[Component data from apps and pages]
━━━━━━
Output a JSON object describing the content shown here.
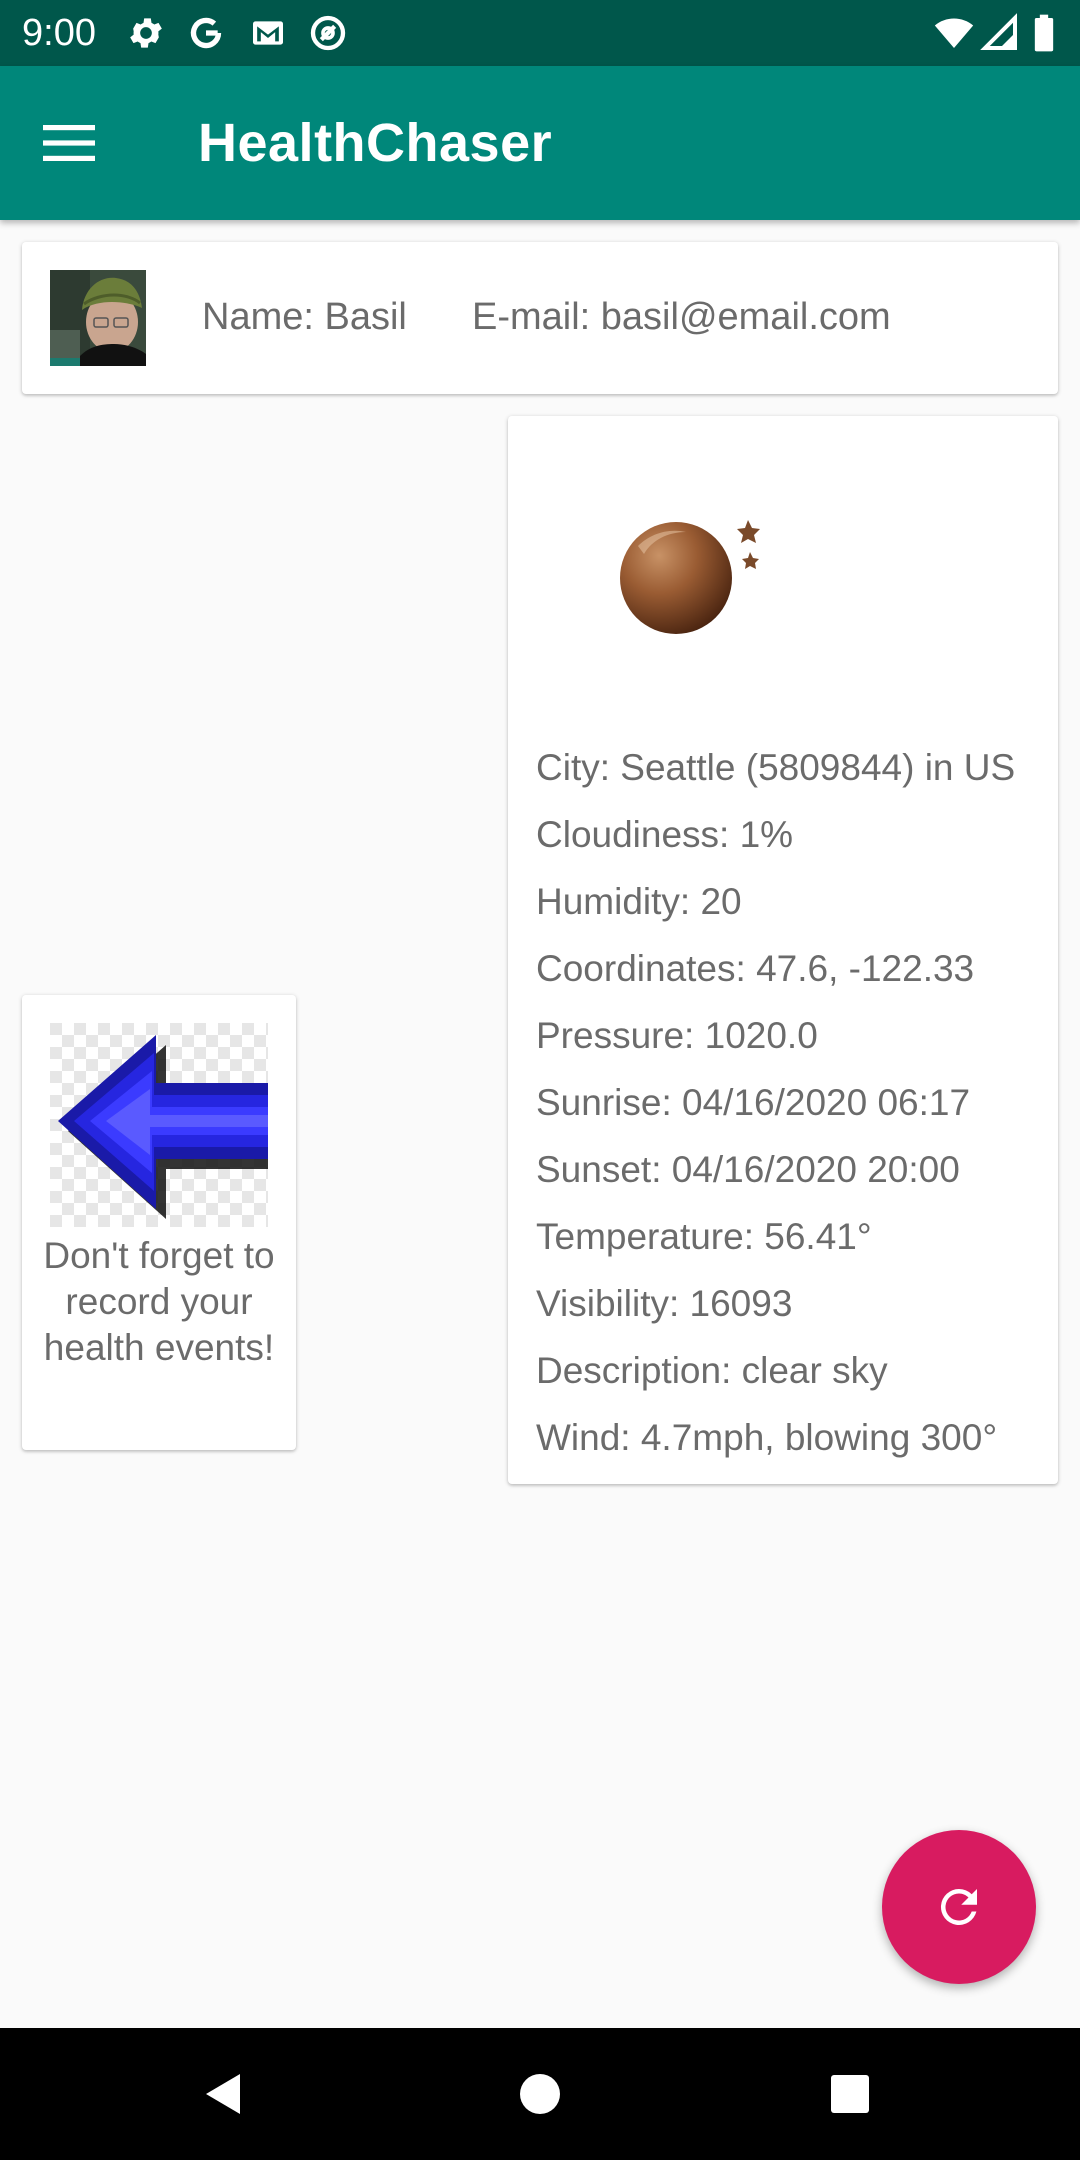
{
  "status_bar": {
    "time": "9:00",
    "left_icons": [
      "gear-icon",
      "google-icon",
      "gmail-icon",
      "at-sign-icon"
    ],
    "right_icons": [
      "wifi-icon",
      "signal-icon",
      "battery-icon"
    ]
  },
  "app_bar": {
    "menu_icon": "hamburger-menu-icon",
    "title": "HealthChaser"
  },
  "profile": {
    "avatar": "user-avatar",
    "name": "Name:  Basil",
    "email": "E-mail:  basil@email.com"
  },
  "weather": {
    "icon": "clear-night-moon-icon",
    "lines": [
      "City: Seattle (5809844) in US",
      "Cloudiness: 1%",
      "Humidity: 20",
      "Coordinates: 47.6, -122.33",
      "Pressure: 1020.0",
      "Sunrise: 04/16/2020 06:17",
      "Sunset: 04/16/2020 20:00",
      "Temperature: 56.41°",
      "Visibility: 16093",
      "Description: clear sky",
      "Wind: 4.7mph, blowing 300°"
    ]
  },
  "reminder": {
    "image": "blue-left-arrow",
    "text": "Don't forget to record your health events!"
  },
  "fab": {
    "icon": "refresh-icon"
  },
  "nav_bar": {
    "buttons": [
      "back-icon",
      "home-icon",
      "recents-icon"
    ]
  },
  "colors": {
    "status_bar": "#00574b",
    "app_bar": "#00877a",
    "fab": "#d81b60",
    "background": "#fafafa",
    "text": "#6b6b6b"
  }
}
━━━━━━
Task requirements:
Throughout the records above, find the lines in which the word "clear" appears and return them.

Exercise answer:
    "icon": "clear-night-moon-icon",
      "Description: clear sky",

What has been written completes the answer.